By Andrew Alexander
Sunday, June 14, 2009
The Post was losing money. The staff was depleted. The competition was fierce. The economy was a shambles, and the paper needed radical change to survive.
That was the situation in 1933 when Eugene Meyer purchased The Post at a bankruptcy sale and began nursing it back to health.
The circumstances are similar today, as is the challenge. Once again, The Post is at a crossroads. With Meyer's heirs in control, it's entering the most critical phase of a broad transformation, underway for several years, that may determine if it survives and thrives.
The pace of change is breathtaking. A brain drain continues this month with the fourth round of staff buyouts since 2003. The Web site, housed in Northern Virginia, will soon be integrated into The Post's downtown newsroom to provide a unified 24-hour operation. A far-reaching reorganization of the newsroom staff will alter the way coverage is planned and content is processed.
But what will it mean for readers?
I posed that question to dozens in the newsroom, from top editors to rookie reporters, asking them to be candid in return for confidentiality. Of the 27 who responded, almost all said quality will suffer, at least in the short term.
-- Reduced quality control.
An editor expressed fears of "an overall loss of polish and professionalism." Readers "have come to expect a certain standard, and it's going to decline in hundreds of small ways," said another. "You'll see more minor factual mistakes, more grammar errors." Added a veteran reporter: "With fewer editors, there is a greater chance things will slip into the paper."
-- Less watchdog reporting.
Most think The Post will continue to deliver exclusives and major projects, a hallmark of the paper. But they also think tighter staffing, and the need to constantly feed the Web with what one called "news nuggets," will leave little time for short-term investigative reporting that unearths corruption. "There's a loss of reporting time" when staff is stretched thin, said a seasoned reporter. "We'll be able to cover the mayor, but we won't have time to cover the agencies. That's where the dirt is."
-- Less depth.
The Post's bench strength has been badly depleted. Post management won't disclose the total number of reporters and editors who have left or remain, but more than 100 were eligible for this latest buyout. More than 100 took the previous one. In recent years, some prized talent has defected to competitors. "It has stripped us of a lot of our institutional memory," said one of the paper's stars. "We lack historical context that can guide our reporting and sharpen our stories." Several said the loss of veteran talent puts The Post at a competitive disadvantage. "We get beat more often," said one, "and when we do, we don't have the Rolodex to quickly recover."
Executive Editor Marcus Brauchli said he expects "some diminution of quality."
"This is a year of exceptional changes," he said. "We're willing to endure some distraction in the short term in order to be stronger in the long term."

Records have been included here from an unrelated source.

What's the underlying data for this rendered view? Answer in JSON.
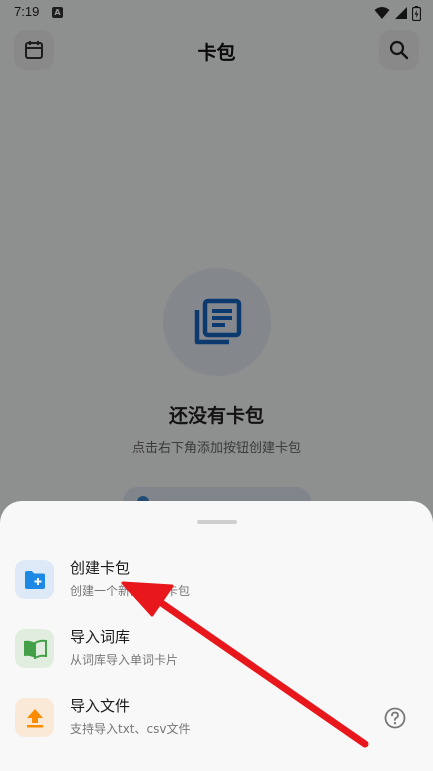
{
  "status_bar": {
    "time": "7:19",
    "app_icon_letter": "A"
  },
  "header": {
    "title": "卡包",
    "left_icon": "calendar-icon",
    "right_icon": "search-icon"
  },
  "empty_state": {
    "icon": "stacked-cards-icon",
    "title": "还没有卡包",
    "subtitle": "点击右下角添加按钮创建卡包"
  },
  "sheet": {
    "options": [
      {
        "title": "创建卡包",
        "subtitle": "创建一个新的学习卡包",
        "icon": "folder-add-icon",
        "color": "#1e88e5"
      },
      {
        "title": "导入词库",
        "subtitle": "从词库导入单词卡片",
        "icon": "book-icon",
        "color": "#43a047"
      },
      {
        "title": "导入文件",
        "subtitle": "支持导入txt、csv文件",
        "icon": "upload-icon",
        "color": "#fb8c00"
      }
    ],
    "help_icon": "help-circle-icon"
  },
  "annotation": {
    "color": "#e8171b"
  }
}
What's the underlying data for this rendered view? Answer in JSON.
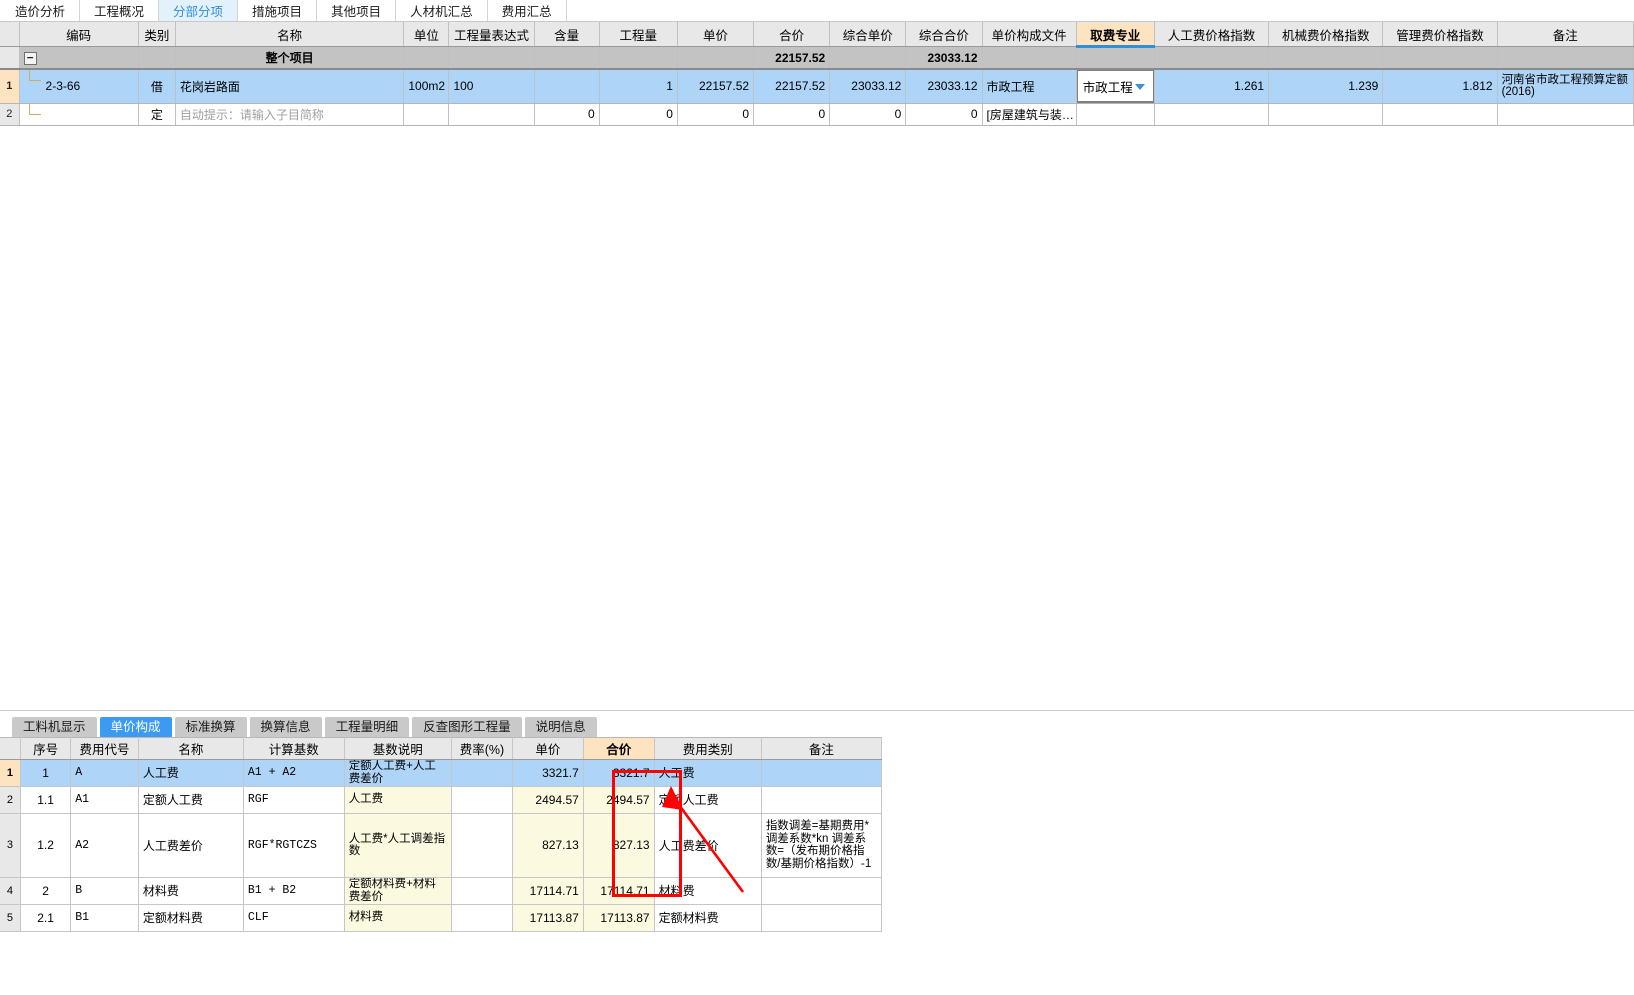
{
  "module_tabs": [
    {
      "label": "造价分析",
      "active": false
    },
    {
      "label": "工程概况",
      "active": false
    },
    {
      "label": "分部分项",
      "active": true
    },
    {
      "label": "措施项目",
      "active": false
    },
    {
      "label": "其他项目",
      "active": false
    },
    {
      "label": "人材机汇总",
      "active": false
    },
    {
      "label": "费用汇总",
      "active": false
    }
  ],
  "main_grid": {
    "columns": [
      {
        "label": "编码"
      },
      {
        "label": "类别"
      },
      {
        "label": "名称"
      },
      {
        "label": "单位"
      },
      {
        "label": "工程量表达式"
      },
      {
        "label": "含量"
      },
      {
        "label": "工程量"
      },
      {
        "label": "单价"
      },
      {
        "label": "合价"
      },
      {
        "label": "综合单价"
      },
      {
        "label": "综合合价"
      },
      {
        "label": "单价构成文件"
      },
      {
        "label": "取费专业",
        "highlighted": true
      },
      {
        "label": "人工费价格指数"
      },
      {
        "label": "机械费价格指数"
      },
      {
        "label": "管理费价格指数"
      },
      {
        "label": "备注"
      }
    ],
    "group_row": {
      "row_header": "",
      "name": "整个项目",
      "he_jia": "22157.52",
      "zong_he_he_jia": "23033.12"
    },
    "rows": [
      {
        "row_header": "1",
        "selected": true,
        "bianma": "2-3-66",
        "leibie": "借",
        "mingcheng": "花岗岩路面",
        "danwei": "100m2",
        "gongchengliang_biaodashi": "100",
        "hanliang": "",
        "gongchengliang": "1",
        "danjia": "22157.52",
        "hejia": "22157.52",
        "zonghe_danjia": "23033.12",
        "zonghe_hejia": "23033.12",
        "danjia_goucheng_wenjian": "市政工程",
        "qufei_zhuanye": "市政工程",
        "qufei_editing": true,
        "rengongfei_zhishu": "1.261",
        "jixiefei_zhishu": "1.239",
        "guanlifei_zhishu": "1.812",
        "beizhu": "河南省市政工程预算定额(2016)"
      },
      {
        "row_header": "2",
        "selected": false,
        "bianma": "",
        "leibie": "定",
        "mingcheng": "自动提示：请输入子目简称",
        "mingcheng_is_placeholder": true,
        "danwei": "",
        "gongchengliang_biaodashi": "",
        "hanliang": "0",
        "gongchengliang": "0",
        "danjia": "0",
        "hejia": "0",
        "zonghe_danjia": "0",
        "zonghe_hejia": "0",
        "danjia_goucheng_wenjian": "[房屋建筑与装…",
        "qufei_zhuanye": "",
        "qufei_editing": false,
        "rengongfei_zhishu": "",
        "jixiefei_zhishu": "",
        "guanlifei_zhishu": "",
        "beizhu": ""
      }
    ]
  },
  "bottom_tabs": [
    {
      "label": "工料机显示",
      "active": false
    },
    {
      "label": "单价构成",
      "active": true
    },
    {
      "label": "标准换算",
      "active": false
    },
    {
      "label": "换算信息",
      "active": false
    },
    {
      "label": "工程量明细",
      "active": false
    },
    {
      "label": "反查图形工程量",
      "active": false
    },
    {
      "label": "说明信息",
      "active": false
    }
  ],
  "bottom_grid": {
    "columns": [
      {
        "label": "序号"
      },
      {
        "label": "费用代号"
      },
      {
        "label": "名称"
      },
      {
        "label": "计算基数"
      },
      {
        "label": "基数说明"
      },
      {
        "label": "费率(%)"
      },
      {
        "label": "单价"
      },
      {
        "label": "合价",
        "highlighted": true
      },
      {
        "label": "费用类别"
      },
      {
        "label": "备注"
      }
    ],
    "rows": [
      {
        "row_header": "1",
        "selected": true,
        "xuhao": "1",
        "feiyong_daihao": "A",
        "mingcheng": "人工费",
        "jisuan_jishu": "A1 + A2",
        "jishu_shuoming": "定额人工费+人工费差价",
        "feilv": "",
        "danjia": "3321.7",
        "heji": "3321.7",
        "feiyong_leibie": "人工费",
        "beizhu": ""
      },
      {
        "row_header": "2",
        "selected": false,
        "xuhao": "1.1",
        "feiyong_daihao": "A1",
        "mingcheng": "定额人工费",
        "jisuan_jishu": "RGF",
        "jishu_shuoming": "人工费",
        "feilv": "",
        "danjia": "2494.57",
        "heji": "2494.57",
        "feiyong_leibie": "定额人工费",
        "beizhu": ""
      },
      {
        "row_header": "3",
        "selected": false,
        "xuhao": "1.2",
        "feiyong_daihao": "A2",
        "mingcheng": "人工费差价",
        "jisuan_jishu": "RGF*RGTCZS",
        "jishu_shuoming": "人工费*人工调差指数",
        "feilv": "",
        "danjia": "827.13",
        "heji": "827.13",
        "feiyong_leibie": "人工费差价",
        "beizhu": "指数调差=基期费用*调差系数*kn\n调差系数=（发布期价格指数/基期价格指数）-1"
      },
      {
        "row_header": "4",
        "selected": false,
        "xuhao": "2",
        "feiyong_daihao": "B",
        "mingcheng": "材料费",
        "jisuan_jishu": "B1 + B2",
        "jishu_shuoming": "定额材料费+材料费差价",
        "feilv": "",
        "danjia": "17114.71",
        "heji": "17114.71",
        "feiyong_leibie": "材料费",
        "beizhu": ""
      },
      {
        "row_header": "5",
        "selected": false,
        "xuhao": "2.1",
        "feiyong_daihao": "B1",
        "mingcheng": "定额材料费",
        "jisuan_jishu": "CLF",
        "jishu_shuoming": "材料费",
        "feilv": "",
        "danjia": "17113.87",
        "heji": "17113.87",
        "feiyong_leibie": "定额材料费",
        "beizhu": ""
      }
    ]
  },
  "annotations": {
    "highlight_label": "合价-highlight",
    "color": "#ff0000"
  }
}
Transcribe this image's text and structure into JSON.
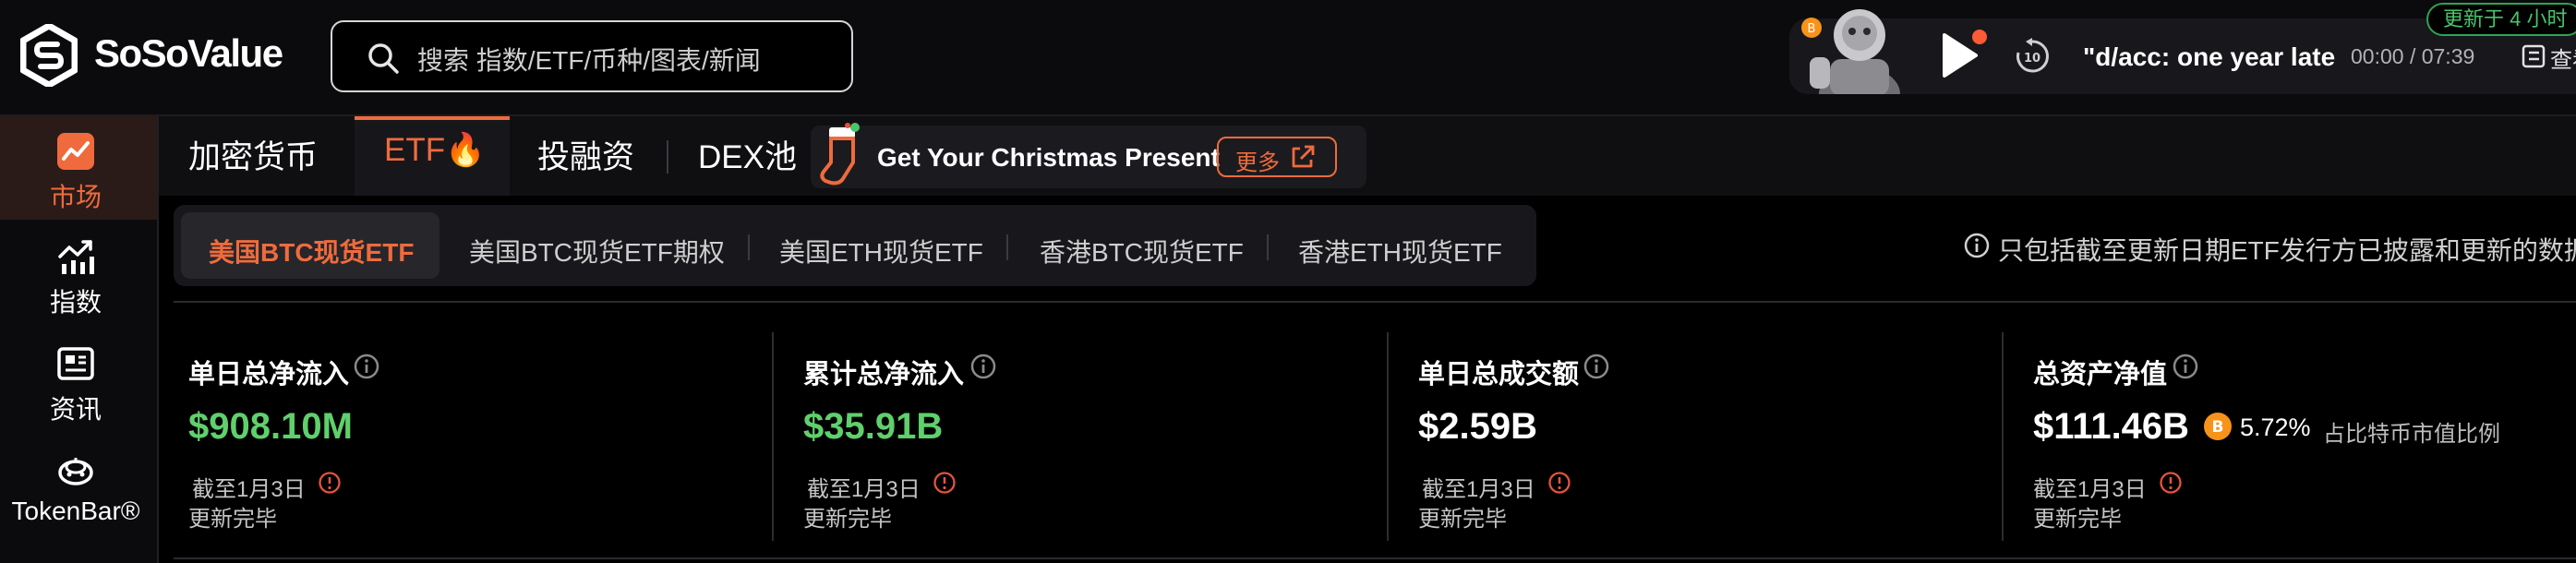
{
  "brand": {
    "name": "SoSoValue"
  },
  "search": {
    "placeholder": "搜索 指数/ETF/币种/图表/新闻"
  },
  "player": {
    "title": "\"d/acc: one year late",
    "time": "00:00 / 07:39",
    "update_badge": "更新于 4 小时",
    "view_label": "查看"
  },
  "sidebar": {
    "items": [
      {
        "label": "市场",
        "icon": "chart-trend-icon",
        "active": true
      },
      {
        "label": "指数",
        "icon": "index-chart-icon",
        "active": false
      },
      {
        "label": "资讯",
        "icon": "news-icon",
        "active": false
      },
      {
        "label": "TokenBar®",
        "icon": "tokenbar-icon",
        "active": false
      }
    ]
  },
  "main_nav": {
    "tabs": [
      {
        "label": "加密货币",
        "active": false
      },
      {
        "label": "ETF🔥",
        "active": true
      },
      {
        "label": "投融资",
        "active": false
      },
      {
        "label": "DEX池",
        "active": false
      }
    ],
    "promo": {
      "text": "Get Your Christmas Present",
      "button": "更多",
      "icon": "christmas-stocking-icon"
    }
  },
  "sub_tabs": [
    {
      "label": "美国BTC现货ETF",
      "active": true
    },
    {
      "label": "美国BTC现货ETF期权",
      "active": false
    },
    {
      "label": "美国ETH现货ETF",
      "active": false
    },
    {
      "label": "香港BTC现货ETF",
      "active": false
    },
    {
      "label": "香港ETH现货ETF",
      "active": false
    }
  ],
  "note": "只包括截至更新日期ETF发行方已披露和更新的数据",
  "cards": [
    {
      "title": "单日总净流入",
      "value": "$908.10M",
      "date": "截至1月3日",
      "status": "更新完毕"
    },
    {
      "title": "累计总净流入",
      "value": "$35.91B",
      "date": "截至1月3日",
      "status": "更新完毕"
    },
    {
      "title": "单日总成交额",
      "value": "$2.59B",
      "date": "截至1月3日",
      "status": "更新完毕"
    },
    {
      "title": "总资产净值",
      "value": "$111.46B",
      "date": "截至1月3日",
      "status": "更新完毕",
      "ratio": "5.72%",
      "ratio_label": "占比特币市值比例"
    }
  ],
  "colors": {
    "accent": "#ef6b3d",
    "positive": "#5fd06c",
    "badge_green": "#48c46a",
    "background": "#000000",
    "panel": "#18181c",
    "btc": "#f7931a",
    "warning": "#e5533d"
  }
}
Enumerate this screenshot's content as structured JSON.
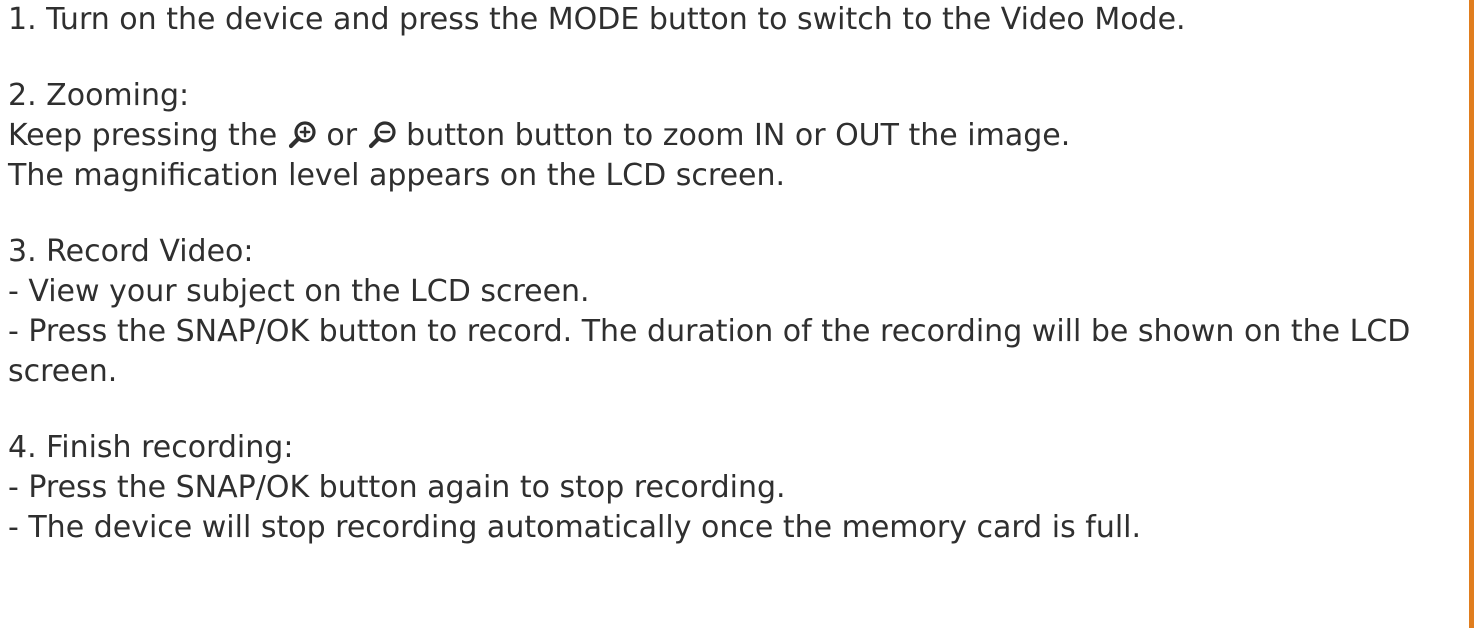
{
  "theme": {
    "text_color": "#2f2f2f",
    "accent_color": "#e07d1e"
  },
  "step1": {
    "text": "1. Turn on the device and press the MODE button to switch to the Video Mode."
  },
  "step2": {
    "heading": "2. Zooming:",
    "line1_before": "Keep pressing the",
    "zoom_in_icon": "zoom-in-icon",
    "line1_middle": "or",
    "zoom_out_icon": "zoom-out-icon",
    "line1_after": "button button to zoom IN or OUT the image.",
    "line2": "The magnification level appears on the LCD screen."
  },
  "step3": {
    "heading": "3. Record Video:",
    "bullet1": "- View your subject on the LCD screen.",
    "bullet2": "- Press the SNAP/OK button to record. The duration of the recording will be shown on the LCD screen."
  },
  "step4": {
    "heading": "4. Finish recording:",
    "bullet1": "- Press the SNAP/OK button again to stop recording.",
    "bullet2": "- The device will stop recording automatically once the memory card is full."
  }
}
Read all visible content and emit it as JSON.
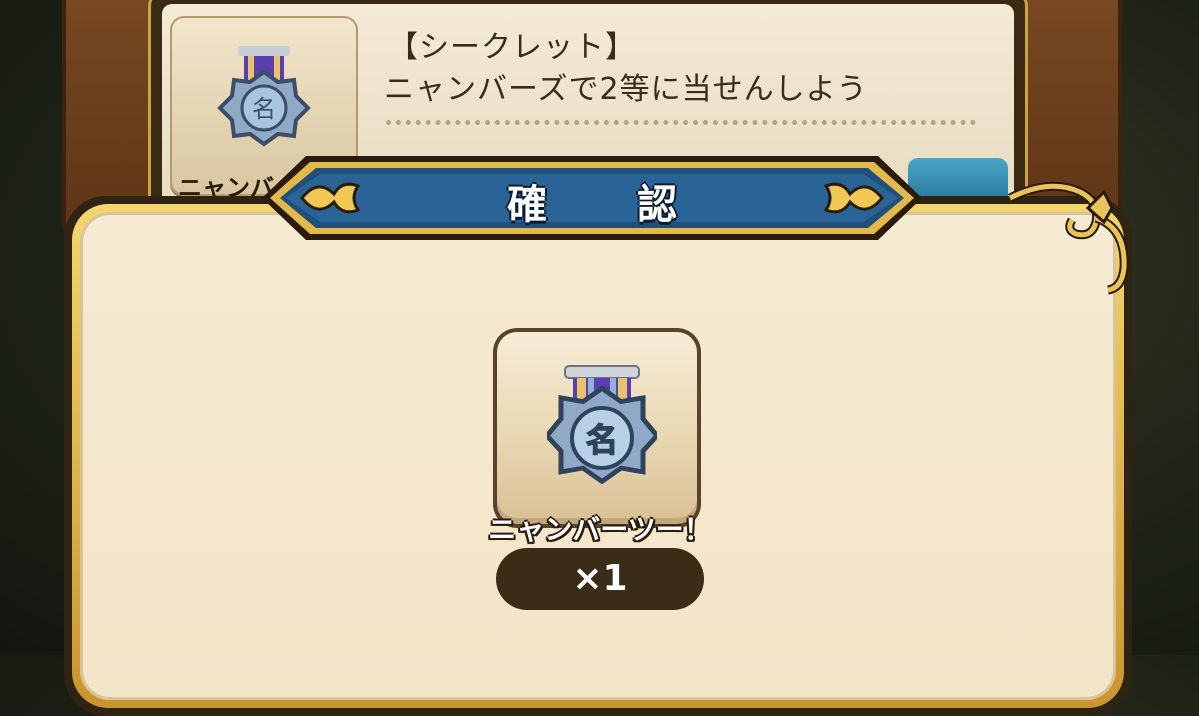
{
  "background_card": {
    "title": "【シークレット】",
    "description": "ニャンバーズで2等に当せんしよう",
    "item_label_cut": "ニャンバ",
    "medal_glyph": "名"
  },
  "dialog": {
    "title": "確 認",
    "item": {
      "icon": "medal-icon",
      "medal_glyph": "名",
      "name": "ニャンバーツー！",
      "quantity": "×1"
    }
  },
  "colors": {
    "banner_blue": "#1f4f7a",
    "gold": "#e0b84a",
    "panel": "#f3e5c8",
    "medal_blue": "#8fb3d6",
    "ribbon_purple": "#5b3fb0"
  }
}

Rick Edmonds, a business analyst with the Poynter Institute for media studies in Florida, said a loss of quality eventually affects a newspaper's bottom line. Loyal readers will remain despite major cutbacks in news coverage or more minor errors, he said. "But you've got people on the margin who start saying: 'I'm not so sure.'
"But I'm suspecting that The Post is going to be among the last to reach that stage with their readers," he said, because the overall quality will remain high.
He's right. The Post on its worst days remains better than most metropolitan papers on their best days.
The feedback I received suggests that staff morale is low but that commitment remains high. There's anxiety, but immense pride. Most view the changes as painful but necessary. Some say they're overdue. I agree.
Brauchli predicted that the staff will show that "even in times of great distraction, we're still capable of producing great journalism."
"All of us are trying hard to make sure none of these things [reductions in quality] happen," said Pulitzer Prize-winning reporter Dana Priest. "We are journalists not because of the good pay or the bankers' hours, but because we love The Washington Post and its role in making the country stronger and better. Those motivations are not going to disappear. They will just compete with the chaos of a transition from the present to what is at the other end of this long, dark media industry tunnel."